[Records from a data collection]
☆ ☆ ☆ ☆ ☆

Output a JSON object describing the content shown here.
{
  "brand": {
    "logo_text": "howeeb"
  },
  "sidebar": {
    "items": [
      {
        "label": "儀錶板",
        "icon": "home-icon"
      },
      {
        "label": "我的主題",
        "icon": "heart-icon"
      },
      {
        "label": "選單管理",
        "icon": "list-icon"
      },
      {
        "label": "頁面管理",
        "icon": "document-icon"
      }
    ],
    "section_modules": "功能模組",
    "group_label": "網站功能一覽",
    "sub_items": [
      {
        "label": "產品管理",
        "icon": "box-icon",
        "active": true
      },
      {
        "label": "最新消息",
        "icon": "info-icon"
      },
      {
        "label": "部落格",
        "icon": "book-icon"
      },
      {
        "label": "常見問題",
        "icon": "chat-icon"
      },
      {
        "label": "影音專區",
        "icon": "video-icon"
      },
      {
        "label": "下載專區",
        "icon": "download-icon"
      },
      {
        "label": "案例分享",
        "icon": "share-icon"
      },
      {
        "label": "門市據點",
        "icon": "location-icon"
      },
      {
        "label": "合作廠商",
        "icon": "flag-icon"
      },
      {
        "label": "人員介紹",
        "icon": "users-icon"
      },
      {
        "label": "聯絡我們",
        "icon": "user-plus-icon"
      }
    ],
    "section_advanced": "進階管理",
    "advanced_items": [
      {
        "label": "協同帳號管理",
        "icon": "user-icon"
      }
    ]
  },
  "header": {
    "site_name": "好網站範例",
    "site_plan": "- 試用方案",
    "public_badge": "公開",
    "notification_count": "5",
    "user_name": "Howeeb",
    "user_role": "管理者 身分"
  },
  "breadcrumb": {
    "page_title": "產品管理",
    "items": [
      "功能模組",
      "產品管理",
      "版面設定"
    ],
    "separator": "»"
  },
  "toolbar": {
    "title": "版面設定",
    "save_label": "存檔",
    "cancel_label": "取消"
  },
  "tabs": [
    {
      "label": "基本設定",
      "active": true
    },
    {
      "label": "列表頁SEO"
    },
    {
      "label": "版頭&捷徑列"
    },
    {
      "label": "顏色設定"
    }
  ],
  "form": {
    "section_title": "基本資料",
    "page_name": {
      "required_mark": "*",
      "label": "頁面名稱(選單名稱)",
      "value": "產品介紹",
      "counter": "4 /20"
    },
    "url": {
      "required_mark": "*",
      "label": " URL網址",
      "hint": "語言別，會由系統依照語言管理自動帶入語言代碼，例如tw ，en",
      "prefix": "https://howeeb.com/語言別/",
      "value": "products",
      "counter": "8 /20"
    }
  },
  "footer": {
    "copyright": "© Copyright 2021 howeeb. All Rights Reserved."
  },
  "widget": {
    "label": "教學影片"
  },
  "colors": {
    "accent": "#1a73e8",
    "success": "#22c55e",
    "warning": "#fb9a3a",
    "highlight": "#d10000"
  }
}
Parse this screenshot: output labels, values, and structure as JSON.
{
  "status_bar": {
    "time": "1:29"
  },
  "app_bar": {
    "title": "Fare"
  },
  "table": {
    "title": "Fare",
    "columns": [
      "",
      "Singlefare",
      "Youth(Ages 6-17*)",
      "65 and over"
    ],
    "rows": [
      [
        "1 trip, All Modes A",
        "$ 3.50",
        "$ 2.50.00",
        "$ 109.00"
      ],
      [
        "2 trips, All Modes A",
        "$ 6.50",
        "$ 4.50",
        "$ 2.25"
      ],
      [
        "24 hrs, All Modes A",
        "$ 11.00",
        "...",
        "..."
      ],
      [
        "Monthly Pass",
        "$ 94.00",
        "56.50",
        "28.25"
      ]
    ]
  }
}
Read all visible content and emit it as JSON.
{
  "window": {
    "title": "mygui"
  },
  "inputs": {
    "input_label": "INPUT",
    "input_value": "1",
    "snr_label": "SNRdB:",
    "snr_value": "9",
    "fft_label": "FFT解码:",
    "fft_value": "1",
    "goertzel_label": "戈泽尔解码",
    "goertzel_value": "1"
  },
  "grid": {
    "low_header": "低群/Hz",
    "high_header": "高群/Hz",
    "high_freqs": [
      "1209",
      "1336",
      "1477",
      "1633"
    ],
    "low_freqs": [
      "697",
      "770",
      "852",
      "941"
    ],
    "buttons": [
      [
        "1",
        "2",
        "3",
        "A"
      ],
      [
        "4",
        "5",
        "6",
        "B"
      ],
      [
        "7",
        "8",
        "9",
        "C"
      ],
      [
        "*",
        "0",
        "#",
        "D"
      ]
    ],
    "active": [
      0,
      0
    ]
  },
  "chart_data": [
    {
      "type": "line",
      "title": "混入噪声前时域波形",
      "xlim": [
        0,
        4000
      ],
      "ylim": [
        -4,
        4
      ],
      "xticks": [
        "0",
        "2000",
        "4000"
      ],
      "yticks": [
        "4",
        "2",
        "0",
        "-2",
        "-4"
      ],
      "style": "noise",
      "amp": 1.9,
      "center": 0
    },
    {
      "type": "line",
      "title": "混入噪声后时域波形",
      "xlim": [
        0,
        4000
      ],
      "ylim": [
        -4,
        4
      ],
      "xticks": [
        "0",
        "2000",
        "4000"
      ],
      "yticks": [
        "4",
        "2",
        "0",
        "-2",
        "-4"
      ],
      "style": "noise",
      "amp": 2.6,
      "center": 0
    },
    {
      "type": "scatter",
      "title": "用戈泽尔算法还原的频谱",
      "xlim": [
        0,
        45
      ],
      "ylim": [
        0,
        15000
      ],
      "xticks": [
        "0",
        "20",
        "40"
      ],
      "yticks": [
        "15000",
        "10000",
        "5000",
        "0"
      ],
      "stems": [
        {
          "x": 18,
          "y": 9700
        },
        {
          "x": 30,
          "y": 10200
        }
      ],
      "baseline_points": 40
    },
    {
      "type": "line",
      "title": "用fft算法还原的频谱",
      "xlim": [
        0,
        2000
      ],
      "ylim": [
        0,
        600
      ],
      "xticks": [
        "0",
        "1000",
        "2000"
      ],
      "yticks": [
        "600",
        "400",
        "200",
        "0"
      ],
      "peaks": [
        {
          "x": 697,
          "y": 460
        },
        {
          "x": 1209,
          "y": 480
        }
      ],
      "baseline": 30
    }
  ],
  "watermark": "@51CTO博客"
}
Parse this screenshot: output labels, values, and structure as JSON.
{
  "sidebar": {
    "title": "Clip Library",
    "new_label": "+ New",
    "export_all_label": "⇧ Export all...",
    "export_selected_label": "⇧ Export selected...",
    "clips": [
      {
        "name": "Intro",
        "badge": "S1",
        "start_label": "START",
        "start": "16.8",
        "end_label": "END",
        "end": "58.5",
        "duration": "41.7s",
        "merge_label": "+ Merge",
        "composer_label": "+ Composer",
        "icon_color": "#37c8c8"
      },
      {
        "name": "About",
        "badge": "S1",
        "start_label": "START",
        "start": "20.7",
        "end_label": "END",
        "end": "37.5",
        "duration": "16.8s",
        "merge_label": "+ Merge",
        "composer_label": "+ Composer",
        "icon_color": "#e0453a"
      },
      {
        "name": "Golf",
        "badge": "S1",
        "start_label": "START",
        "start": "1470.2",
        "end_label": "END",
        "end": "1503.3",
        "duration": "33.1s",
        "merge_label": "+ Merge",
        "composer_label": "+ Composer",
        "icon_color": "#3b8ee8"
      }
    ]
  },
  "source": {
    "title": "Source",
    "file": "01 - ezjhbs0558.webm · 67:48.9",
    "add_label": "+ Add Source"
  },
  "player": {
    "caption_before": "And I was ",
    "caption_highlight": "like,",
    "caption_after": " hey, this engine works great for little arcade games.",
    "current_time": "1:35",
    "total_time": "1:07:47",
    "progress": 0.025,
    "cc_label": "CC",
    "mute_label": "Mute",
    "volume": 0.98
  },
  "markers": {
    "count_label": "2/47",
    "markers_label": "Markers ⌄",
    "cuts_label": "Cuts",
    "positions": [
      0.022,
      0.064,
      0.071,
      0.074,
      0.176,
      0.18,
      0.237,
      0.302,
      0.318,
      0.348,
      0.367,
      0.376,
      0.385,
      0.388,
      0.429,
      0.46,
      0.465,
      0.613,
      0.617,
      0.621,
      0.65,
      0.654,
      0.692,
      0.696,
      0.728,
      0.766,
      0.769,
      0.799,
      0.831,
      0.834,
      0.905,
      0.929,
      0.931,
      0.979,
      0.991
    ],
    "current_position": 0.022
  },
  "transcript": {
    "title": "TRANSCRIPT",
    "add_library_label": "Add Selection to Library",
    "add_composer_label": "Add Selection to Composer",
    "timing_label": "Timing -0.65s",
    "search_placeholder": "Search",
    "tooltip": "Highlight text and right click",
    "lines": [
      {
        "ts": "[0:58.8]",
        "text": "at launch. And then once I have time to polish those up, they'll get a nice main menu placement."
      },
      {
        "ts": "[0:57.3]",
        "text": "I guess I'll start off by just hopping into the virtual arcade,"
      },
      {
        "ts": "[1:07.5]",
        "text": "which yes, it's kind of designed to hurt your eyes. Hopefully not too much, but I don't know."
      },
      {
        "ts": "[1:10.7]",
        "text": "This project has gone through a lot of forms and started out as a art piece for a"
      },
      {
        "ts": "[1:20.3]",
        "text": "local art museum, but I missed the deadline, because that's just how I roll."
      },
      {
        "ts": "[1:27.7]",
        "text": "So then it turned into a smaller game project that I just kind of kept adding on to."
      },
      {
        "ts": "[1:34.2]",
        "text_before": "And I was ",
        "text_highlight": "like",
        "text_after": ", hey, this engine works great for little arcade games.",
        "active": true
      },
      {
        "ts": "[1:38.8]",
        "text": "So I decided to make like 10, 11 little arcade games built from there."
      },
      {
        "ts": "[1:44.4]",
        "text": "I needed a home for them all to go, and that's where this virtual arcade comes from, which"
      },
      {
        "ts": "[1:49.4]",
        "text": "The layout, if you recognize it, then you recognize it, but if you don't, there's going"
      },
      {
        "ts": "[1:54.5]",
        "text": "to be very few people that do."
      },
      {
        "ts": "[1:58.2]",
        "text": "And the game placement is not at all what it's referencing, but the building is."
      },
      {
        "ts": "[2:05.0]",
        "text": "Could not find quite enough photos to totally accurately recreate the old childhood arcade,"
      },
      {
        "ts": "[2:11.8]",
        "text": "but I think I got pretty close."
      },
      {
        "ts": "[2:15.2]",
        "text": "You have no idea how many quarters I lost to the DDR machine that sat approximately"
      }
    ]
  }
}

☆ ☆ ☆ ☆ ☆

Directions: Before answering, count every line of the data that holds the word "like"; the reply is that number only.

Written response: 3